(Data items)

++++

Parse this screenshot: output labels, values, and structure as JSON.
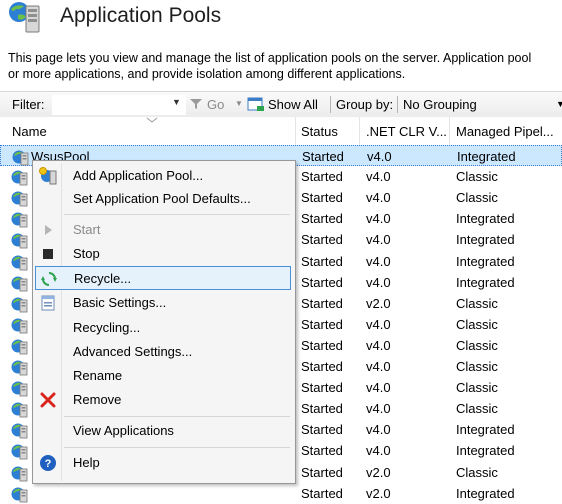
{
  "header": {
    "title": "Application Pools",
    "description_line1": "This page lets you view and manage the list of application pools on the server. Application pool",
    "description_line2": "or more applications, and provide isolation among different applications."
  },
  "filter_bar": {
    "filter_label": "Filter:",
    "filter_value": "",
    "go_label": "Go",
    "show_all_label": "Show All",
    "group_by_label": "Group by:",
    "group_by_value": "No Grouping"
  },
  "columns": {
    "name": "Name",
    "status": "Status",
    "clr": ".NET CLR V...",
    "pipeline": "Managed Pipel..."
  },
  "rows": [
    {
      "name": "WsusPool",
      "status": "Started",
      "clr": "v4.0",
      "pipeline": "Integrated",
      "selected": true
    },
    {
      "name": "",
      "status": "Started",
      "clr": "v4.0",
      "pipeline": "Classic"
    },
    {
      "name": "",
      "status": "Started",
      "clr": "v4.0",
      "pipeline": "Classic"
    },
    {
      "name": "",
      "status": "Started",
      "clr": "v4.0",
      "pipeline": "Integrated"
    },
    {
      "name": "",
      "status": "Started",
      "clr": "v4.0",
      "pipeline": "Integrated"
    },
    {
      "name": "",
      "status": "Started",
      "clr": "v4.0",
      "pipeline": "Integrated"
    },
    {
      "name": "",
      "status": "Started",
      "clr": "v4.0",
      "pipeline": "Integrated"
    },
    {
      "name": "",
      "status": "Started",
      "clr": "v2.0",
      "pipeline": "Classic"
    },
    {
      "name": "",
      "status": "Started",
      "clr": "v4.0",
      "pipeline": "Classic"
    },
    {
      "name": "",
      "status": "Started",
      "clr": "v4.0",
      "pipeline": "Classic"
    },
    {
      "name": "",
      "status": "Started",
      "clr": "v4.0",
      "pipeline": "Classic"
    },
    {
      "name": "",
      "status": "Started",
      "clr": "v4.0",
      "pipeline": "Classic"
    },
    {
      "name": "",
      "status": "Started",
      "clr": "v4.0",
      "pipeline": "Classic"
    },
    {
      "name": "",
      "status": "Started",
      "clr": "v4.0",
      "pipeline": "Integrated"
    },
    {
      "name": "",
      "status": "Started",
      "clr": "v4.0",
      "pipeline": "Integrated"
    },
    {
      "name": "",
      "status": "Started",
      "clr": "v2.0",
      "pipeline": "Classic"
    },
    {
      "name": "",
      "status": "Started",
      "clr": "v2.0",
      "pipeline": "Integrated"
    }
  ],
  "context_menu": {
    "add_pool": "Add Application Pool...",
    "set_defaults": "Set Application Pool Defaults...",
    "start": "Start",
    "stop": "Stop",
    "recycle": "Recycle...",
    "basic_settings": "Basic Settings...",
    "recycling": "Recycling...",
    "advanced_settings": "Advanced Settings...",
    "rename": "Rename",
    "remove": "Remove",
    "view_applications": "View Applications",
    "help": "Help"
  },
  "icons": {
    "header": "application-pools-icon",
    "row": "app-pool-icon",
    "go": "go-funnel-icon",
    "show_all": "show-all-icon"
  },
  "colors": {
    "selection": "#cce8ff",
    "menu_hover": "#e5f1fb",
    "menu_hover_border": "#4a90d9",
    "remove_x": "#d9261c",
    "help_blue": "#1f5fbf"
  }
}
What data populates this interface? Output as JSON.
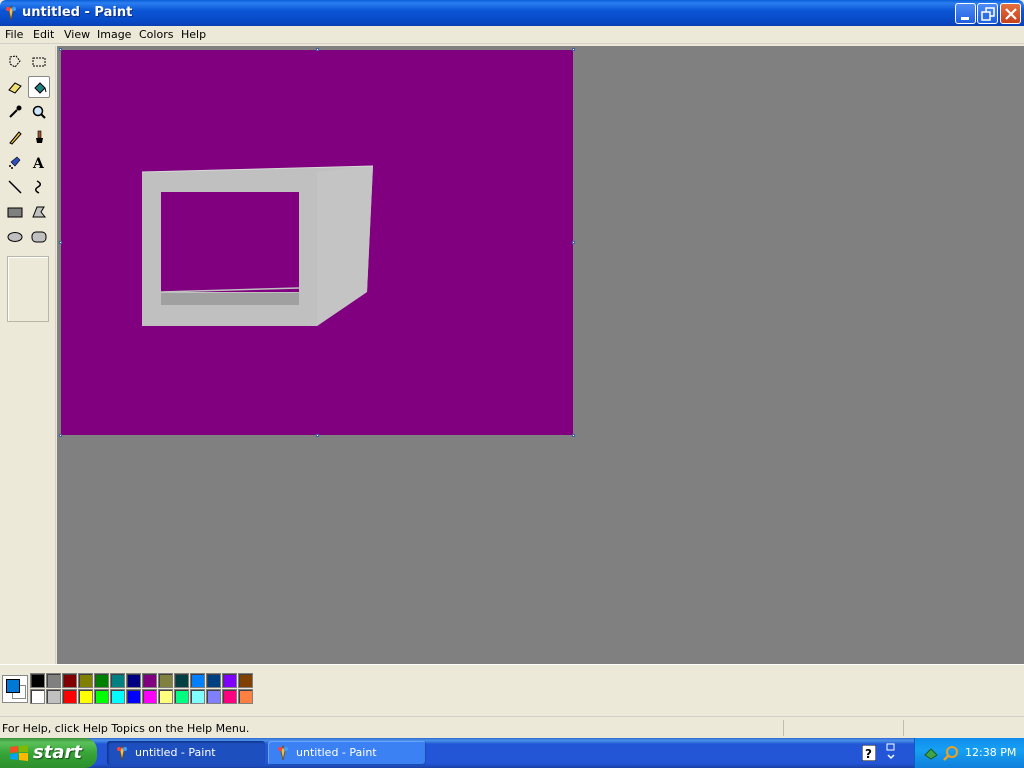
{
  "window": {
    "title": "untitled - Paint"
  },
  "menu": {
    "items": [
      "File",
      "Edit",
      "View",
      "Image",
      "Colors",
      "Help"
    ]
  },
  "tools": [
    {
      "name": "free-form-select",
      "icon": "free-form-select-icon"
    },
    {
      "name": "rect-select",
      "icon": "rect-select-icon"
    },
    {
      "name": "eraser",
      "icon": "eraser-icon"
    },
    {
      "name": "fill",
      "icon": "fill-bucket-icon",
      "selected": true
    },
    {
      "name": "pick-color",
      "icon": "eyedropper-icon"
    },
    {
      "name": "magnifier",
      "icon": "magnifier-icon"
    },
    {
      "name": "pencil",
      "icon": "pencil-icon"
    },
    {
      "name": "brush",
      "icon": "brush-icon"
    },
    {
      "name": "airbrush",
      "icon": "airbrush-icon"
    },
    {
      "name": "text",
      "icon": "text-icon"
    },
    {
      "name": "line",
      "icon": "line-icon"
    },
    {
      "name": "curve",
      "icon": "curve-icon"
    },
    {
      "name": "rectangle",
      "icon": "rectangle-icon"
    },
    {
      "name": "polygon",
      "icon": "polygon-icon"
    },
    {
      "name": "ellipse",
      "icon": "ellipse-icon"
    },
    {
      "name": "rounded-rectangle",
      "icon": "rounded-rectangle-icon"
    }
  ],
  "canvas": {
    "background_color": "#800080",
    "shape_face_color": "#c0c0c0",
    "shape_shadow_color": "#a0a0a0"
  },
  "palette": {
    "foreground": "#0078d7",
    "background": "#ffffff",
    "row1": [
      "#000000",
      "#808080",
      "#800000",
      "#808000",
      "#008000",
      "#008080",
      "#000080",
      "#800080",
      "#808040",
      "#004040",
      "#0080ff",
      "#004080",
      "#8000ff",
      "#804000"
    ],
    "row2": [
      "#ffffff",
      "#c0c0c0",
      "#ff0000",
      "#ffff00",
      "#00ff00",
      "#00ffff",
      "#0000ff",
      "#ff00ff",
      "#ffff80",
      "#00ff80",
      "#80ffff",
      "#8080ff",
      "#ff0080",
      "#ff8040"
    ]
  },
  "status": {
    "help_text": "For Help, click Help Topics on the Help Menu."
  },
  "taskbar": {
    "start_label": "start",
    "tasks": [
      {
        "label": "untitled - Paint",
        "active": true
      },
      {
        "label": "untitled - Paint",
        "active": false
      }
    ],
    "clock": "12:38 PM"
  }
}
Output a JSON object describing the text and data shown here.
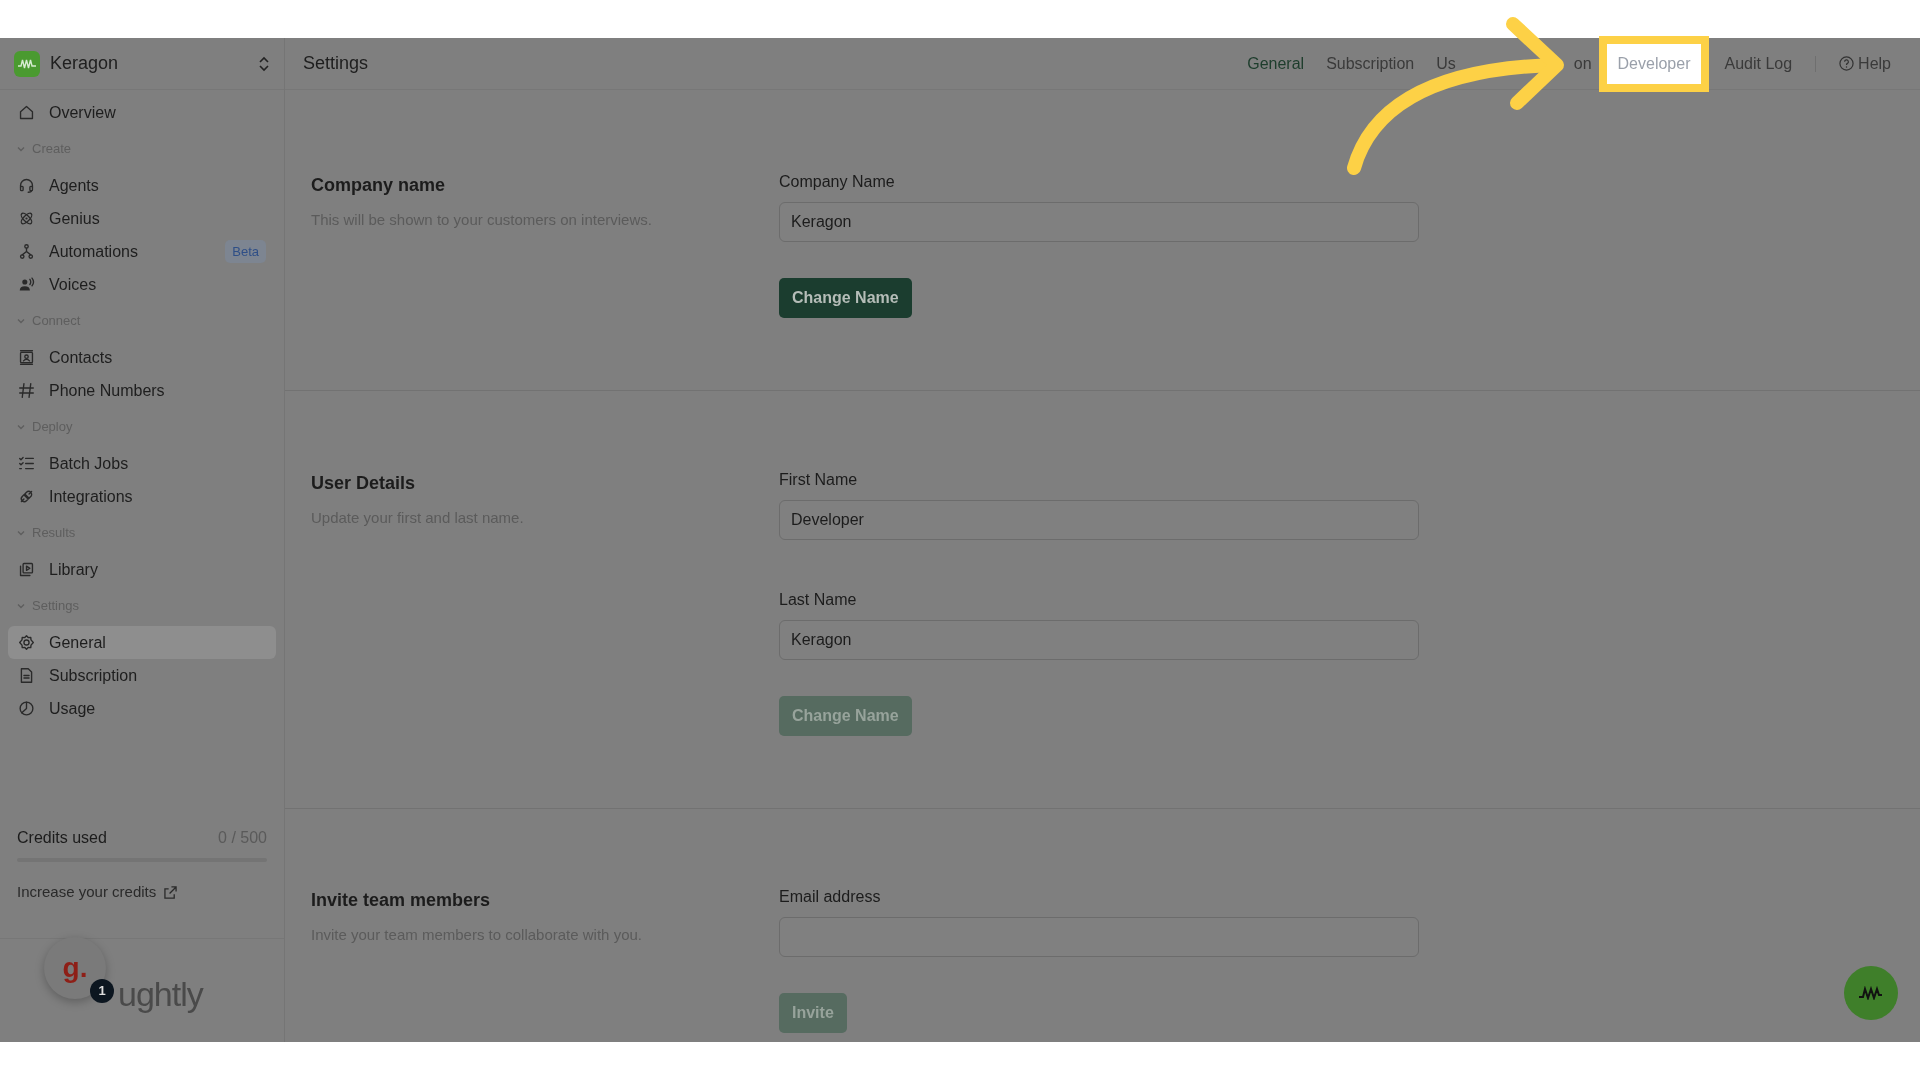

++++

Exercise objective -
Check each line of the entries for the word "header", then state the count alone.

Written response -
2